3.1 About Workflow

This fully computer-generated image touches upon many modern techniques in color management, including a scene-referred linear approach to rendering, shading, and illumination, in addition to on-set lighting reconstruction and texture management. Visual effects by Sony Pictures Imageworks. Images from "The Amazing Spider-Man" Courtesy of Columbia Pictures. ? 2012 Columbia Pictures Industries, Inc. All rights reserved.

This section will describe techniques, choices and considerations that go into modern color workflows for live-action, visual effects, animation and games productions. The section starts with the introduction of two subjects that will be of use throughout the rest of the chapter: the Academy Color Encoding System and the process of crafting and managing the Look of a production. The rest of the chapter will follow an order roughly driven by the chronological order of work on a live-action visual effects movie, starting with On-Set camera, Lighting and Reference Capture, moving on to the phases of the computer graphics pipeline used in visual effects, animation and games including Texture Painting, Matte Painting, Lighting, Rendering and Compositing and finishing with Grading, Monitoring and Mastering.

To give the discussion context, a Color Pipeline will be defined as the set of all color transformations and encodings used during a motion-picture production.

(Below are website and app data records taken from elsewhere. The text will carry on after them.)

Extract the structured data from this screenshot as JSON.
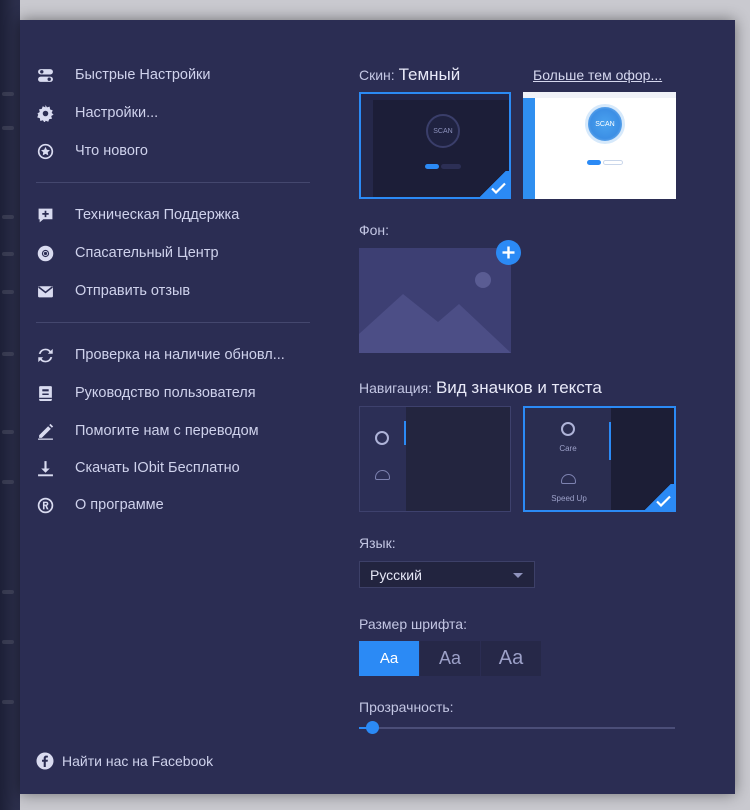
{
  "menu": {
    "items": [
      {
        "label": "Быстрые Настройки",
        "icon": "toggle-icon"
      },
      {
        "label": "Настройки...",
        "icon": "gear-icon"
      },
      {
        "label": "Что нового",
        "icon": "star-icon"
      },
      {
        "label": "Техническая Поддержка",
        "icon": "support-chat-icon"
      },
      {
        "label": "Спасательный Центр",
        "icon": "lifebuoy-icon"
      },
      {
        "label": "Отправить отзыв",
        "icon": "envelope-icon"
      },
      {
        "label": "Проверка на наличие обновл...",
        "icon": "refresh-icon"
      },
      {
        "label": "Руководство пользователя",
        "icon": "manual-icon"
      },
      {
        "label": "Помогите нам с переводом",
        "icon": "pencil-icon"
      },
      {
        "label": "Скачать IObit Бесплатно",
        "icon": "download-icon"
      },
      {
        "label": "О программе",
        "icon": "registered-icon"
      }
    ],
    "facebook_label": "Найти нас на Facebook"
  },
  "skin": {
    "label": "Скин:",
    "value": "Темный",
    "more_link": "Больше тем офор...",
    "scan_text": "SCAN"
  },
  "background": {
    "label": "Фон:"
  },
  "navigation": {
    "label": "Навигация:",
    "value": "Вид значков и текста",
    "care_label": "Care",
    "speedup_label": "Speed Up"
  },
  "language": {
    "label": "Язык:",
    "value": "Русский"
  },
  "font_size": {
    "label": "Размер шрифта:",
    "options": [
      "Aa",
      "Aa",
      "Aa"
    ],
    "selected_index": 0
  },
  "transparency": {
    "label": "Прозрачность:",
    "value": 0.04
  },
  "colors": {
    "panel_bg": "#2b2d53",
    "accent": "#2b8af5",
    "text": "#cfd2ec"
  }
}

A well-defined computer-graphics color pipeline rigorously manages the color transformations applied at each stage of the process, in addition to the transforms required for accurate image preview. In a properly color-managed pipeline, the color encodings for all image inputs, image outputs, intermediate representations, displays and exports are carefully tracked. The transforms used to convert between color encodings are also rigorously defined and tracked. A well-managed pipeline protects the maximum color data available and uses the fewest transforms possible.